**TASK OBJECTIVE:** Each of the entries should be output exactly, with nothing left out.

[App and web page records]
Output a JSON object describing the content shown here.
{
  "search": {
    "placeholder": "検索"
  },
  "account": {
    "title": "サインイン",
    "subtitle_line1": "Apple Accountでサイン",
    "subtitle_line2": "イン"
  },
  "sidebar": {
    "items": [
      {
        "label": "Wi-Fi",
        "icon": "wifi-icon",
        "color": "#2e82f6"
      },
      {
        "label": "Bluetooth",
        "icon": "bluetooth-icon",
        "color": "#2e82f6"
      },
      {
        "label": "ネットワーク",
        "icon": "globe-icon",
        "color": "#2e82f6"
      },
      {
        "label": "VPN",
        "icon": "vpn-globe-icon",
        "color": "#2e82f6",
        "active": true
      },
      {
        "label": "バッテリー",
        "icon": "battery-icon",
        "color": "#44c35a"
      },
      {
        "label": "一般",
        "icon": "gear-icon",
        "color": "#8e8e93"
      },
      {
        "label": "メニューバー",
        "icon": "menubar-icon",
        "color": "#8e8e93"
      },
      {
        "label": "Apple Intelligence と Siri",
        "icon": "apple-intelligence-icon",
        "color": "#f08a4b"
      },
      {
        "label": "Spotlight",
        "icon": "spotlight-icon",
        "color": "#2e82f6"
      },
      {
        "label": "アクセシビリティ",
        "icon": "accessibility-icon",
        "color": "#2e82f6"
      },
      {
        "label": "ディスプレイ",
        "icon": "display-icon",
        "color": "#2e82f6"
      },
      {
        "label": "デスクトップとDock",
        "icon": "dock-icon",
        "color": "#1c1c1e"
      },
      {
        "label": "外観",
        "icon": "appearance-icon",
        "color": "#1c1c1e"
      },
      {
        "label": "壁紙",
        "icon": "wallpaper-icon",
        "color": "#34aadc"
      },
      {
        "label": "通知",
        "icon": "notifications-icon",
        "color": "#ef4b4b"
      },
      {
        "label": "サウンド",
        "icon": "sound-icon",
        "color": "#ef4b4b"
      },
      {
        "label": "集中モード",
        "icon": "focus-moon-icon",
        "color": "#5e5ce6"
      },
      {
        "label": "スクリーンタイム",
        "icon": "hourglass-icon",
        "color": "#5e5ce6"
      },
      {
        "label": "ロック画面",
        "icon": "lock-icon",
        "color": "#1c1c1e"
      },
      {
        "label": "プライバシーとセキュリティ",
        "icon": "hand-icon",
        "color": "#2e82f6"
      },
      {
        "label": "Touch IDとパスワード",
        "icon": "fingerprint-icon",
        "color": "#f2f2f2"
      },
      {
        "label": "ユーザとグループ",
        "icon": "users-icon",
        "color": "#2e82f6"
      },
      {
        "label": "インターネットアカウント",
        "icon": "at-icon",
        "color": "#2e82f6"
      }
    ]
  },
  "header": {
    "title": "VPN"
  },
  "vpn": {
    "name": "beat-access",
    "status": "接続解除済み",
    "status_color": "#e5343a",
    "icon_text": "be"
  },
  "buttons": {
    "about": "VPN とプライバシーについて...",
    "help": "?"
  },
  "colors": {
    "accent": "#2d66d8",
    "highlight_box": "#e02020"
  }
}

**RESULT OF THIS TASK:**
Output a JSON object describing the content shown here.
{
  "search": {
    "placeholder": "検索"
  },
  "account": {
    "title": "サインイン",
    "subtitle_line1": "Apple Accountでサイン",
    "subtitle_line2": "イン"
  },
  "sidebar": {
    "items": [
      {
        "label": "Wi-Fi",
        "icon": "wifi-icon",
        "color": "#2e82f6"
      },
      {
        "label": "Bluetooth",
        "icon": "bluetooth-icon",
        "color": "#2e82f6"
      },
      {
        "label": "ネットワーク",
        "icon": "globe-icon",
        "color": "#2e82f6"
      },
      {
        "label": "VPN",
        "icon": "vpn-globe-icon",
        "color": "#2e82f6",
        "active": true
      },
      {
        "label": "バッテリー",
        "icon": "battery-icon",
        "color": "#44c35a"
      },
      {
        "label": "一般",
        "icon": "gear-icon",
        "color": "#8e8e93"
      },
      {
        "label": "メニューバー",
        "icon": "menubar-icon",
        "color": "#8e8e93"
      },
      {
        "label": "Apple Intelligence と Siri",
        "icon": "apple-intelligence-icon",
        "color": "#f08a4b"
      },
      {
        "label": "Spotlight",
        "icon": "spotlight-icon",
        "color": "#2e82f6"
      },
      {
        "label": "アクセシビリティ",
        "icon": "accessibility-icon",
        "color": "#2e82f6"
      },
      {
        "label": "ディスプレイ",
        "icon": "display-icon",
        "color": "#2e82f6"
      },
      {
        "label": "デスクトップとDock",
        "icon": "dock-icon",
        "color": "#1c1c1e"
      },
      {
        "label": "外観",
        "icon": "appearance-icon",
        "color": "#1c1c1e"
      },
      {
        "label": "壁紙",
        "icon": "wallpaper-icon",
        "color": "#34aadc"
      },
      {
        "label": "通知",
        "icon": "notifications-icon",
        "color": "#ef4b4b"
      },
      {
        "label": "サウンド",
        "icon": "sound-icon",
        "color": "#ef4b4b"
      },
      {
        "label": "集中モード",
        "icon": "focus-moon-icon",
        "color": "#5e5ce6"
      },
      {
        "label": "スクリーンタイム",
        "icon": "hourglass-icon",
        "color": "#5e5ce6"
      },
      {
        "label": "ロック画面",
        "icon": "lock-icon",
        "color": "#1c1c1e"
      },
      {
        "label": "プライバシーとセキュリティ",
        "icon": "hand-icon",
        "color": "#2e82f6"
      },
      {
        "label": "Touch IDとパスワード",
        "icon": "fingerprint-icon",
        "color": "#f2f2f2"
      },
      {
        "label": "ユーザとグループ",
        "icon": "users-icon",
        "color": "#2e82f6"
      },
      {
        "label": "インターネットアカウント",
        "icon": "at-icon",
        "color": "#2e82f6"
      }
    ]
  },
  "header": {
    "title": "VPN"
  },
  "vpn": {
    "name": "beat-access",
    "status": "接続解除済み",
    "status_color": "#e5343a",
    "icon_text": "be"
  },
  "buttons": {
    "about": "VPN とプライバシーについて...",
    "help": "?"
  },
  "colors": {
    "accent": "#2d66d8",
    "highlight_box": "#e02020"
  }
}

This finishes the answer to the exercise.